Items listed in a dataset
- - -

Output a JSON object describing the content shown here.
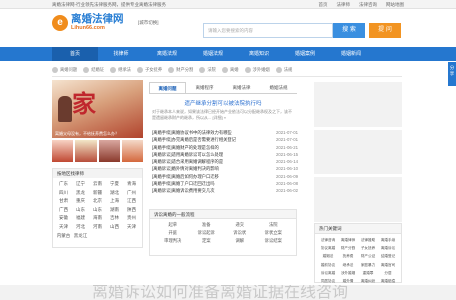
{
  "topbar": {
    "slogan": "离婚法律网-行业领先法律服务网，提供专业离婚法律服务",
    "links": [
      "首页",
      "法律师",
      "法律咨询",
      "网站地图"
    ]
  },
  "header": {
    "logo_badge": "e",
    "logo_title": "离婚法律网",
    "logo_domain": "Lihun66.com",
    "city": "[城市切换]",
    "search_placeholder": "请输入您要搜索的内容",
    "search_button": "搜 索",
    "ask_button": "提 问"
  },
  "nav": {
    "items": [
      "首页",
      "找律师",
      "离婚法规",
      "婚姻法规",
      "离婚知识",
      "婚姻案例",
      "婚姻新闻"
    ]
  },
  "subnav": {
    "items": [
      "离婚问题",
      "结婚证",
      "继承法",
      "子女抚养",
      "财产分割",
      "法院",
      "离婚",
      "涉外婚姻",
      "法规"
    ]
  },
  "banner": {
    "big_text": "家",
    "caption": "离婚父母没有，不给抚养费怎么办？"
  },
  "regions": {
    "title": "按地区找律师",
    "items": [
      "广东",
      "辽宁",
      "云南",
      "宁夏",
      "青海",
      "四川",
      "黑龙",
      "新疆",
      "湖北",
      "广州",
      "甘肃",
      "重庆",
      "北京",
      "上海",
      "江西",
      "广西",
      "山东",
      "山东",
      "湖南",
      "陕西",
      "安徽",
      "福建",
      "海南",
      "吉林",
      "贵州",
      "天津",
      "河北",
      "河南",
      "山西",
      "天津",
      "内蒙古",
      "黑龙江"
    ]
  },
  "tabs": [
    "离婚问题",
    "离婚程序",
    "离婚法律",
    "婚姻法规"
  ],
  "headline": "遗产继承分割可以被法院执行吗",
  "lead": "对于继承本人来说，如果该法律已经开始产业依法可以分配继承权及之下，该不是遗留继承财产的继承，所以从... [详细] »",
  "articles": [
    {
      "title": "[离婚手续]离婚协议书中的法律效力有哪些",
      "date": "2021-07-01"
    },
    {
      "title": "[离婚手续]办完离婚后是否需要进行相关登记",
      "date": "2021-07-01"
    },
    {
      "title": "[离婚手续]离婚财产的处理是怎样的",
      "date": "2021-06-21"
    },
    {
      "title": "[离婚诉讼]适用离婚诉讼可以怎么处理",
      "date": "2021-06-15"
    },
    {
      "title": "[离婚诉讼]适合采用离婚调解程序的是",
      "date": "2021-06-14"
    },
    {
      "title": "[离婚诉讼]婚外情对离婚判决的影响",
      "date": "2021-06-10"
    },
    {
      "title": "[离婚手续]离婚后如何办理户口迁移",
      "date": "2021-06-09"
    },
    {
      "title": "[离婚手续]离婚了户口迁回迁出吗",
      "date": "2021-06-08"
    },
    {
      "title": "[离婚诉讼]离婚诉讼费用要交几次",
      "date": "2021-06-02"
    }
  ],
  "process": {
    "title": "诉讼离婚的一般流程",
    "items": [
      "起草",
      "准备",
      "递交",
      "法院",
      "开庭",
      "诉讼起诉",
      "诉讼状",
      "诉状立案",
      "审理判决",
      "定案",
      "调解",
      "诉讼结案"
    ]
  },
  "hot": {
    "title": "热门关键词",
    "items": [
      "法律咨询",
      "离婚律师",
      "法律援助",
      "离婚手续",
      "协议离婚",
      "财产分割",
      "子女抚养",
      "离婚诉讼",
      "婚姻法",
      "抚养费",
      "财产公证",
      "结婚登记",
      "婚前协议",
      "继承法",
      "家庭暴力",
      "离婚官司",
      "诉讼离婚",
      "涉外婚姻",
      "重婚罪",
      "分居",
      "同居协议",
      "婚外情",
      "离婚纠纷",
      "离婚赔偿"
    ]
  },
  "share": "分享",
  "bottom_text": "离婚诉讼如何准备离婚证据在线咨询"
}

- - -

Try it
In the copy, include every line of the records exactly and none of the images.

Expected output
Output a JSON object describing the content shown here.
{
  "topbar": {
    "slogan": "离婚法律网-行业领先法律服务网，提供专业离婚法律服务",
    "links": [
      "首页",
      "法律师",
      "法律咨询",
      "网站地图"
    ]
  },
  "header": {
    "logo_badge": "e",
    "logo_title": "离婚法律网",
    "logo_domain": "Lihun66.com",
    "city": "[城市切换]",
    "search_placeholder": "请输入您要搜索的内容",
    "search_button": "搜 索",
    "ask_button": "提 问"
  },
  "nav": {
    "items": [
      "首页",
      "找律师",
      "离婚法规",
      "婚姻法规",
      "离婚知识",
      "婚姻案例",
      "婚姻新闻"
    ]
  },
  "subnav": {
    "items": [
      "离婚问题",
      "结婚证",
      "继承法",
      "子女抚养",
      "财产分割",
      "法院",
      "离婚",
      "涉外婚姻",
      "法规"
    ]
  },
  "banner": {
    "big_text": "家",
    "caption": "离婚父母没有，不给抚养费怎么办？"
  },
  "regions": {
    "title": "按地区找律师",
    "items": [
      "广东",
      "辽宁",
      "云南",
      "宁夏",
      "青海",
      "四川",
      "黑龙",
      "新疆",
      "湖北",
      "广州",
      "甘肃",
      "重庆",
      "北京",
      "上海",
      "江西",
      "广西",
      "山东",
      "山东",
      "湖南",
      "陕西",
      "安徽",
      "福建",
      "海南",
      "吉林",
      "贵州",
      "天津",
      "河北",
      "河南",
      "山西",
      "天津",
      "内蒙古",
      "黑龙江"
    ]
  },
  "tabs": [
    "离婚问题",
    "离婚程序",
    "离婚法律",
    "婚姻法规"
  ],
  "headline": "遗产继承分割可以被法院执行吗",
  "lead": "对于继承本人来说，如果该法律已经开始产业依法可以分配继承权及之下，该不是遗留继承财产的继承，所以从... [详细] »",
  "articles": [
    {
      "title": "[离婚手续]离婚协议书中的法律效力有哪些",
      "date": "2021-07-01"
    },
    {
      "title": "[离婚手续]办完离婚后是否需要进行相关登记",
      "date": "2021-07-01"
    },
    {
      "title": "[离婚手续]离婚财产的处理是怎样的",
      "date": "2021-06-21"
    },
    {
      "title": "[离婚诉讼]适用离婚诉讼可以怎么处理",
      "date": "2021-06-15"
    },
    {
      "title": "[离婚诉讼]适合采用离婚调解程序的是",
      "date": "2021-06-14"
    },
    {
      "title": "[离婚诉讼]婚外情对离婚判决的影响",
      "date": "2021-06-10"
    },
    {
      "title": "[离婚手续]离婚后如何办理户口迁移",
      "date": "2021-06-09"
    },
    {
      "title": "[离婚手续]离婚了户口迁回迁出吗",
      "date": "2021-06-08"
    },
    {
      "title": "[离婚诉讼]离婚诉讼费用要交几次",
      "date": "2021-06-02"
    }
  ],
  "process": {
    "title": "诉讼离婚的一般流程",
    "items": [
      "起草",
      "准备",
      "递交",
      "法院",
      "开庭",
      "诉讼起诉",
      "诉讼状",
      "诉状立案",
      "审理判决",
      "定案",
      "调解",
      "诉讼结案"
    ]
  },
  "hot": {
    "title": "热门关键词",
    "items": [
      "法律咨询",
      "离婚律师",
      "法律援助",
      "离婚手续",
      "协议离婚",
      "财产分割",
      "子女抚养",
      "离婚诉讼",
      "婚姻法",
      "抚养费",
      "财产公证",
      "结婚登记",
      "婚前协议",
      "继承法",
      "家庭暴力",
      "离婚官司",
      "诉讼离婚",
      "涉外婚姻",
      "重婚罪",
      "分居",
      "同居协议",
      "婚外情",
      "离婚纠纷",
      "离婚赔偿"
    ]
  },
  "share": "分享",
  "bottom_text": "离婚诉讼如何准备离婚证据在线咨询"
}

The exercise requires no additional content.